File system restore - while I'm not sure how Bootzilla works, you basically have three options:
Operate on the underlying block device level (i.e. under the file system) - use cloning (e.g.
dd) which creates exact copy of the original image. No matter how big partition you have you'll end up with file system of the size of original (there are very likely to be nasty problems if the partition or even physical device is smaller than the original file system).
This is the fastest option you have (basically limited only by the speed of the source and target devices speeds and their interconnect). On the other hand it's the least flexible one - if you want to have differing sizes of partitions in the end, you have to grow them by hand (or script it). Additionally, by keeping image of the whole block device you are wasting space (the image contains the unused space, although that might be zeroed and the image then compressed).
If you are maintaining a large number of (mostly) identical systems, this is the way to go since it is the least complicated.
Operate in the file system level - use tools coming with the file system you are using to archive its content and restore it into freshly formatted file system. For example in the case of XFS, you'd use the
xfsrestore combo (see man pages for details).
It is a bit slower but the image you keep contains just the data needed (no wasted space). Which in turn can easily make up for the additional overhead (updating file system structures on restore) if the file system in question is mostly empty. It also gives you the opportunity to create and deploy incremental snapshots.

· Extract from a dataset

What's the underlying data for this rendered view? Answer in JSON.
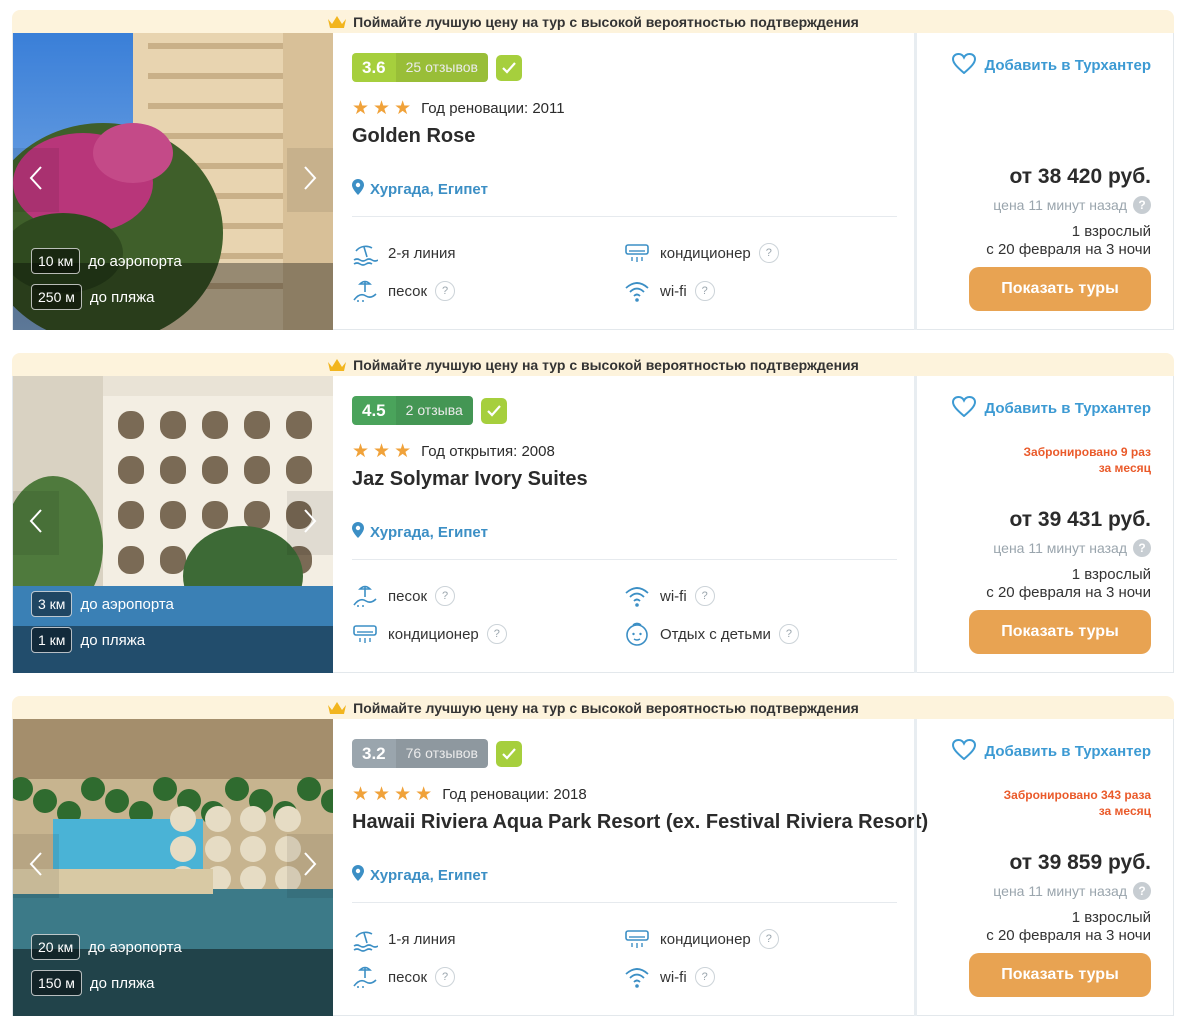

The additional step of creating a new file system allows you to use whatever partition size you need (that is large enough) and tuning each target file system for specific needs (changing block size, meta data space and such). Disadvantage is that it is file system specific.
Operate on the file system level - by using standard tools like
cpio (or even
cp)and optionally compression (as in previous cases). You can easily change underlying file systems and the process is pretty straightforward. Extreme attention has to be paid to handling of special files (sparse files, devices/named pipes), since behaviour of the tools varies quite a lot. You also have to make sure you don't cross file system boundary.
Boot loader - don't bother with a separate
/boot partition - instead I would strongly suggest considering separate
/home. There aren't many cases where having a separate partition for data is unnecessary or even a bad idea.
Depending on the bootloader used, it may even work after full disk clone - first option between disks (not just partitions!) of identical sizes, but generally "reinstalling" should be preferred (and quite easy) - you are copying all necessary configuration files so just running the boot loader installer should be enough.
The only thing one has to be careful about is from where the boot loader reads the data and where does it write - good idea might be
chrooting to the new filesystem and running the bootloader from there. Make sure you bind-mount
/proc and possibly
/sys from the currently active root file system into the chroot (i.e. the freshly cloned file system).
Note: 20GB partition is quite big - e.g. general desktop Linux installations are usually well under 10GB, and that already includes quite a lot of software.
If your users are installing additional software and/or you (as administrator) are installing it for them (on a per machine basis) it should probably go somewhere else than
/usr. Users' software is usually located directly in their homes (which can be quite useful especially for network-mounted home directories), system-specific programs should go into
/usr/local, which can easily be another partition. Caches/logs are better kept separately as well. Apart from other things, the clean separation allows to keep the access rights sane - not every user should need to have administrator access to his machine (yes, there are many exceptions to that, but it should be always considered non-standard first). Re-imaging the machine doesn't necessarily destroy everything -- or, put another way -- one can re-image just some parts. And
MKFS DEVICE_OF(/var/chaches) is faster than
rm -Rf /var/caches. Taking snapshots of the cache data (if necessary) is also easier from a file system.
The downside - disk space fragmentation (into several partitions) should be less of a problem these days due to the average sizes of HDDs.